Exercise instructions: Select all lines in the records that include "JSON".
------ Recorded data
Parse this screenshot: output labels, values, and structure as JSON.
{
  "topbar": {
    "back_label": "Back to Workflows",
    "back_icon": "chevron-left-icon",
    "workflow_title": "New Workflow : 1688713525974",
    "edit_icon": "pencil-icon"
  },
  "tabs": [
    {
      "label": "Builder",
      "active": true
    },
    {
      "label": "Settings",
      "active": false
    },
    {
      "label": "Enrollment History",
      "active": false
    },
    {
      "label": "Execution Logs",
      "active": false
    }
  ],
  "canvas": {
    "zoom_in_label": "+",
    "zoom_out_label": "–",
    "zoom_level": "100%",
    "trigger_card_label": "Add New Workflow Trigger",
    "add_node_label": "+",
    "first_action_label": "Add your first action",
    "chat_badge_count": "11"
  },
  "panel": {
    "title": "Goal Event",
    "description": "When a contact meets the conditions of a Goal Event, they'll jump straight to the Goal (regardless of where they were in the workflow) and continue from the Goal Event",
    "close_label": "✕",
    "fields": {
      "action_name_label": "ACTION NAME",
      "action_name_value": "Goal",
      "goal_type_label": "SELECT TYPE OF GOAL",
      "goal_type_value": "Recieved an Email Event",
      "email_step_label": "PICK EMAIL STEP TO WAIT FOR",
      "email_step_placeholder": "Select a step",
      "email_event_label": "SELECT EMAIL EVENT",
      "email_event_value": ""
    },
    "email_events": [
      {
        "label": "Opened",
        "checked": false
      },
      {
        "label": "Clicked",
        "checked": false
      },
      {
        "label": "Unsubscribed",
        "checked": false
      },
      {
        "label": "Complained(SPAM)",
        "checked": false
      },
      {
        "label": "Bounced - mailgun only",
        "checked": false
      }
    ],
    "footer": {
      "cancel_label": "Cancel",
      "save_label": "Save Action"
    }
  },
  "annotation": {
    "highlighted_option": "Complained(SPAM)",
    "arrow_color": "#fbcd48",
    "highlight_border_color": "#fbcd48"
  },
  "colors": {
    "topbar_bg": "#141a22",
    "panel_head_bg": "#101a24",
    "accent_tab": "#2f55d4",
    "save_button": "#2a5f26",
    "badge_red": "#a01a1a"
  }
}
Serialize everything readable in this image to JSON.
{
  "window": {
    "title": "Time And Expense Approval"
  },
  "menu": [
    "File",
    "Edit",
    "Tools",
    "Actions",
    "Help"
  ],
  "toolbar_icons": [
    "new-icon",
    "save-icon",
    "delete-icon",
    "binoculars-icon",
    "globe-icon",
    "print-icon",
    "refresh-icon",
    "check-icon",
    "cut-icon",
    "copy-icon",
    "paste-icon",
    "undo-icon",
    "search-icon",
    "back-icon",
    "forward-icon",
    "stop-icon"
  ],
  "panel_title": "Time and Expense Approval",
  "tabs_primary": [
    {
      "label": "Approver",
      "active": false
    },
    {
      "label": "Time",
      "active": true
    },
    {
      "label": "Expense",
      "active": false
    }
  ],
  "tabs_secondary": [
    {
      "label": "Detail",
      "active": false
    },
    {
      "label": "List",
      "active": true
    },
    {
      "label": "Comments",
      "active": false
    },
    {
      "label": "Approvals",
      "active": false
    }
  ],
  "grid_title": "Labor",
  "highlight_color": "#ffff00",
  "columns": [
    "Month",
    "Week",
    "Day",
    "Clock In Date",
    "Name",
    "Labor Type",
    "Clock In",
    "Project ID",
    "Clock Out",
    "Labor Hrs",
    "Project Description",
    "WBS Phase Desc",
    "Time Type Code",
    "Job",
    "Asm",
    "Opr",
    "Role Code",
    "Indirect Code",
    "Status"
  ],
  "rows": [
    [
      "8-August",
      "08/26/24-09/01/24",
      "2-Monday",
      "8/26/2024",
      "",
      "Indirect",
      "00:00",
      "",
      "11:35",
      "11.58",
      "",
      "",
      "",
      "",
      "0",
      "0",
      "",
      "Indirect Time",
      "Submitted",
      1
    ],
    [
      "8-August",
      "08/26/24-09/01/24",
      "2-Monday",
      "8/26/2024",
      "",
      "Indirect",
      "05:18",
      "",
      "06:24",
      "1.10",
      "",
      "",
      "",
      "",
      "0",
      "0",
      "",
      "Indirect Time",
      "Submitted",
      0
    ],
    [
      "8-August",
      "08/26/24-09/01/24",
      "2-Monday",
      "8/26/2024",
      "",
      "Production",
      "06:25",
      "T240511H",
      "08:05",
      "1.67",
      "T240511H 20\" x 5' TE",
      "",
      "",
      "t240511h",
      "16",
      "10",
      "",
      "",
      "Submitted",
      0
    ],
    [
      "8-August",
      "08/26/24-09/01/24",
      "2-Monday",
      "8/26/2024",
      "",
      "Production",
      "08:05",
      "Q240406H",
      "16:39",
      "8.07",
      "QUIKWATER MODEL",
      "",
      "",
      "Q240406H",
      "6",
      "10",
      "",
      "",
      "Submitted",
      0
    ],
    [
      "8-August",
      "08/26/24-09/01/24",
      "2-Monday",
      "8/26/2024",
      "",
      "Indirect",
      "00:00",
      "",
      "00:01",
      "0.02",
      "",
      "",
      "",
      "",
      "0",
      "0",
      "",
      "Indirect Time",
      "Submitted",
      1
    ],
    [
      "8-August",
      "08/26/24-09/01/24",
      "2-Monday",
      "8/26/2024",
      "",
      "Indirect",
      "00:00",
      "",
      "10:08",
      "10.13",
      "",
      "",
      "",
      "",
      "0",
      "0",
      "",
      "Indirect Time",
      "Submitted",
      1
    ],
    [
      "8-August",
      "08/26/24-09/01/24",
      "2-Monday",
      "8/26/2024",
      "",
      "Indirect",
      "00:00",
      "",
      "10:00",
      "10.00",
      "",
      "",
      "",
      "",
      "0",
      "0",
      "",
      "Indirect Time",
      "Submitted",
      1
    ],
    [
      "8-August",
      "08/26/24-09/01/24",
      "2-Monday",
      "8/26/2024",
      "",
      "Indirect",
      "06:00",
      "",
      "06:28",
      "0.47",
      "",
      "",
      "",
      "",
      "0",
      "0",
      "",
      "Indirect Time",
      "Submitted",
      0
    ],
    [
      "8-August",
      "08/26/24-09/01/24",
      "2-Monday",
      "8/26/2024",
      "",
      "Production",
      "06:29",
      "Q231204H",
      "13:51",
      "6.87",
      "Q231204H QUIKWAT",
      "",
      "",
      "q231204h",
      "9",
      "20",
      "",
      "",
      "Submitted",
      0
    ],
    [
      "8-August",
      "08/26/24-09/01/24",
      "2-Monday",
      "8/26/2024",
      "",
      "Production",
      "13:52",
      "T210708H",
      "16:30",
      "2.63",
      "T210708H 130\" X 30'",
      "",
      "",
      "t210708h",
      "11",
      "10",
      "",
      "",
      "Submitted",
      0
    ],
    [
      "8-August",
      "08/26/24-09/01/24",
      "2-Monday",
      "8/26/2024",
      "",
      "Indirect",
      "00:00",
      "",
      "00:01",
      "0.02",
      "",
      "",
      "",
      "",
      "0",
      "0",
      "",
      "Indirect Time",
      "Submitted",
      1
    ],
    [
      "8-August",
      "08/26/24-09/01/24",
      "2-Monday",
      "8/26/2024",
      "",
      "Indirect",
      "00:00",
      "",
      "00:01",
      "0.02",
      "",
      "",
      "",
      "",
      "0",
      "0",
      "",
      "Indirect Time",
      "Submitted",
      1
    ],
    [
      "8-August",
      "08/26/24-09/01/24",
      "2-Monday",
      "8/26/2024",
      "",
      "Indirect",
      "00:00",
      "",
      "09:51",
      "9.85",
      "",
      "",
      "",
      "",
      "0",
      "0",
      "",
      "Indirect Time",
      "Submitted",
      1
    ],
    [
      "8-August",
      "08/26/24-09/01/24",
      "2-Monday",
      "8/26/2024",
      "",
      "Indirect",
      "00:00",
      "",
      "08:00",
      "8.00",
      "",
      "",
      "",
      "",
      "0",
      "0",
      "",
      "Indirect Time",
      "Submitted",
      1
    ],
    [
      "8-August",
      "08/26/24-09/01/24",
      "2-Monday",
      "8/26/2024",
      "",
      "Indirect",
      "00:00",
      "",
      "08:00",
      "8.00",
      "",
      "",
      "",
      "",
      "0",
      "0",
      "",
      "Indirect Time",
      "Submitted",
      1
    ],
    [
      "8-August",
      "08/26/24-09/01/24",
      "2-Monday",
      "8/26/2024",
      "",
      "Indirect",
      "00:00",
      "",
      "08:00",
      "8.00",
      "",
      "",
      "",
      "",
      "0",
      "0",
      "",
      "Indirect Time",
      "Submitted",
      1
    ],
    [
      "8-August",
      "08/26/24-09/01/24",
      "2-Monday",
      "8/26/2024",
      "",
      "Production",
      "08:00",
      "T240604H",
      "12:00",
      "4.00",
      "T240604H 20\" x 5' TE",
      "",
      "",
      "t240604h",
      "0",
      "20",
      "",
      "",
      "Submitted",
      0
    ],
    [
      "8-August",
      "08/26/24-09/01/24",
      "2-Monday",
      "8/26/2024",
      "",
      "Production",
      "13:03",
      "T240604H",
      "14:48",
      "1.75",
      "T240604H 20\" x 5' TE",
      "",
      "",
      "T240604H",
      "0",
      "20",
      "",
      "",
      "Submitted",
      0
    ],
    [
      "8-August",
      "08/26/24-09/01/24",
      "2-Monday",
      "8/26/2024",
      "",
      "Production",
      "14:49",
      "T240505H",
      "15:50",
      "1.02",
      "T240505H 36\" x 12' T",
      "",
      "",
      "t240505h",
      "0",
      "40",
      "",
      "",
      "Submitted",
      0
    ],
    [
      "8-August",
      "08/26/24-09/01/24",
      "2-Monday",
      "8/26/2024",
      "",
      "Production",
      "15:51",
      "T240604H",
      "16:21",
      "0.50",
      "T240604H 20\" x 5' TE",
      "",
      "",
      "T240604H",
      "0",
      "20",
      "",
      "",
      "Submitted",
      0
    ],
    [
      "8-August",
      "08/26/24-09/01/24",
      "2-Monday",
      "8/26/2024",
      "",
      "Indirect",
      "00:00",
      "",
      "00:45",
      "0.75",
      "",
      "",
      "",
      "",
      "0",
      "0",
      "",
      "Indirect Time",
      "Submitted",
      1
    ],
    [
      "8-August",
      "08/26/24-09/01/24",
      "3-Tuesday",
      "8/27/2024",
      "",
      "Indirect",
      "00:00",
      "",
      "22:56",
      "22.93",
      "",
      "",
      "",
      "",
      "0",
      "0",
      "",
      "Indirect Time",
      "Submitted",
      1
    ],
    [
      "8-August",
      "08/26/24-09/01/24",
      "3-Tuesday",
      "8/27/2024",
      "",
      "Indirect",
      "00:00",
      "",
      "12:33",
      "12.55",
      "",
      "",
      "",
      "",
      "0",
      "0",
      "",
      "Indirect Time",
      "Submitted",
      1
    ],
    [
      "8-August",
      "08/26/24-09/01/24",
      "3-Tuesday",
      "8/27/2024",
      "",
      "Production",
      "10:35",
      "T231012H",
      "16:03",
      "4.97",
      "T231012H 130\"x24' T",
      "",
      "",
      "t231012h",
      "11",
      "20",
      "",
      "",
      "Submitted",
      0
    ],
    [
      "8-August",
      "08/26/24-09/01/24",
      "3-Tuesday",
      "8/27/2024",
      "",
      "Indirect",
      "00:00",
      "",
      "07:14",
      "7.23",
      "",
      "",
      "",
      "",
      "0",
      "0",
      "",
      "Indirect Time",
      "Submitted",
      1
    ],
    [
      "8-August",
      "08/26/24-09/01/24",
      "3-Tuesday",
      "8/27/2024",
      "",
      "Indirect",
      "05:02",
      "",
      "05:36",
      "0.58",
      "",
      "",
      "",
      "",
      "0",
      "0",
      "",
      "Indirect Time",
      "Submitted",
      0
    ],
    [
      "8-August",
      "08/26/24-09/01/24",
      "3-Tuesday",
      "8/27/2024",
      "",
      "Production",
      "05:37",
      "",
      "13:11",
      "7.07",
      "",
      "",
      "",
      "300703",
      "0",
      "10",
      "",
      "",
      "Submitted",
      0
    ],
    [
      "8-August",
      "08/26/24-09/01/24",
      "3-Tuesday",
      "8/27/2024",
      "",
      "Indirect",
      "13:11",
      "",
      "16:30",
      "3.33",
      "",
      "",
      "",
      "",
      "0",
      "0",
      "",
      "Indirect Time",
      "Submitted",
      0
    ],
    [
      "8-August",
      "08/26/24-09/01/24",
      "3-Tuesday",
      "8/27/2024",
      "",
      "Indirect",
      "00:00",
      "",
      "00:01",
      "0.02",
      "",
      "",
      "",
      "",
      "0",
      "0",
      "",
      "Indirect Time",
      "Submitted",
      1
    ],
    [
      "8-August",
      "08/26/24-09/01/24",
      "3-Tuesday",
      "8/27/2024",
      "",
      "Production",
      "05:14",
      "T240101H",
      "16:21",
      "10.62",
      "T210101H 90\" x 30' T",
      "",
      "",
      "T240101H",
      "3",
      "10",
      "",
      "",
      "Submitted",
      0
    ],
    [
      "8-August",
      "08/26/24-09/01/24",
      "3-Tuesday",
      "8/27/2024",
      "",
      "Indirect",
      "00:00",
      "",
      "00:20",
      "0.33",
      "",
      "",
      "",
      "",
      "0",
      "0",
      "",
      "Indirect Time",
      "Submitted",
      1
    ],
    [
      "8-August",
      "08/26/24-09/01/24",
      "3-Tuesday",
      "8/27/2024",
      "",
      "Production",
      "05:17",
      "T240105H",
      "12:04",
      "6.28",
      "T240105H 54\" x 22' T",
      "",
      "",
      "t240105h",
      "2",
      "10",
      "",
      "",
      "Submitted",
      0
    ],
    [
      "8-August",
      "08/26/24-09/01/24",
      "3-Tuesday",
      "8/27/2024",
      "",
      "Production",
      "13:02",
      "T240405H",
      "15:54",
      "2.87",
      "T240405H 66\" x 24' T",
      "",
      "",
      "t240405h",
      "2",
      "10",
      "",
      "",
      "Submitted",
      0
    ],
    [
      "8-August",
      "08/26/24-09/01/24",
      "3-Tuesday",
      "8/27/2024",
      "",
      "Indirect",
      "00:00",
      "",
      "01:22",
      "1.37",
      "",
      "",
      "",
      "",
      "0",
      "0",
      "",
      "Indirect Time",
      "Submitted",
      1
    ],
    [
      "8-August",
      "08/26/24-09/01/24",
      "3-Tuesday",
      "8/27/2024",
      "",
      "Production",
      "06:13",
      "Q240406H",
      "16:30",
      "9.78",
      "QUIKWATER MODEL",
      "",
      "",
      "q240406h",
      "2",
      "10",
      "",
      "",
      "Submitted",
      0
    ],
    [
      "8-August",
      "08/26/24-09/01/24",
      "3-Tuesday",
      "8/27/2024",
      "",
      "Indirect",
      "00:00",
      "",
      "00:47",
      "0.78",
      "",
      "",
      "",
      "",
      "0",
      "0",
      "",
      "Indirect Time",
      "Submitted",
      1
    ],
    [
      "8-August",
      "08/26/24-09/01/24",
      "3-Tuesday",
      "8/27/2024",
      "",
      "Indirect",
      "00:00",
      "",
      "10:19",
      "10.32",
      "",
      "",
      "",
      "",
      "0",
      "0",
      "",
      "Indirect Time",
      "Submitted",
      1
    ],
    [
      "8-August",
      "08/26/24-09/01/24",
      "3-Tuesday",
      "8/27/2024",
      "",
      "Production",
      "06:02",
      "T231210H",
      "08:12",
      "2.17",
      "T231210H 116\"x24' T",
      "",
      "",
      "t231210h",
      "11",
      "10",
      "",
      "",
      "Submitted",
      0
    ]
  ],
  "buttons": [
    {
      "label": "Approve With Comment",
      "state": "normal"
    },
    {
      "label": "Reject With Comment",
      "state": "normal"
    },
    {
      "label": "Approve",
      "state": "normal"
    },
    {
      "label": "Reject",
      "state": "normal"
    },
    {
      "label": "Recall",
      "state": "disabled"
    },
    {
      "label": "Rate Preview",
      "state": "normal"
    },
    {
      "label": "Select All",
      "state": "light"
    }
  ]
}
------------
Solution to the exercise:
Parse this screenshot: output labels, values, and structure as JSON.
Serialize everything readable in this image to JSON.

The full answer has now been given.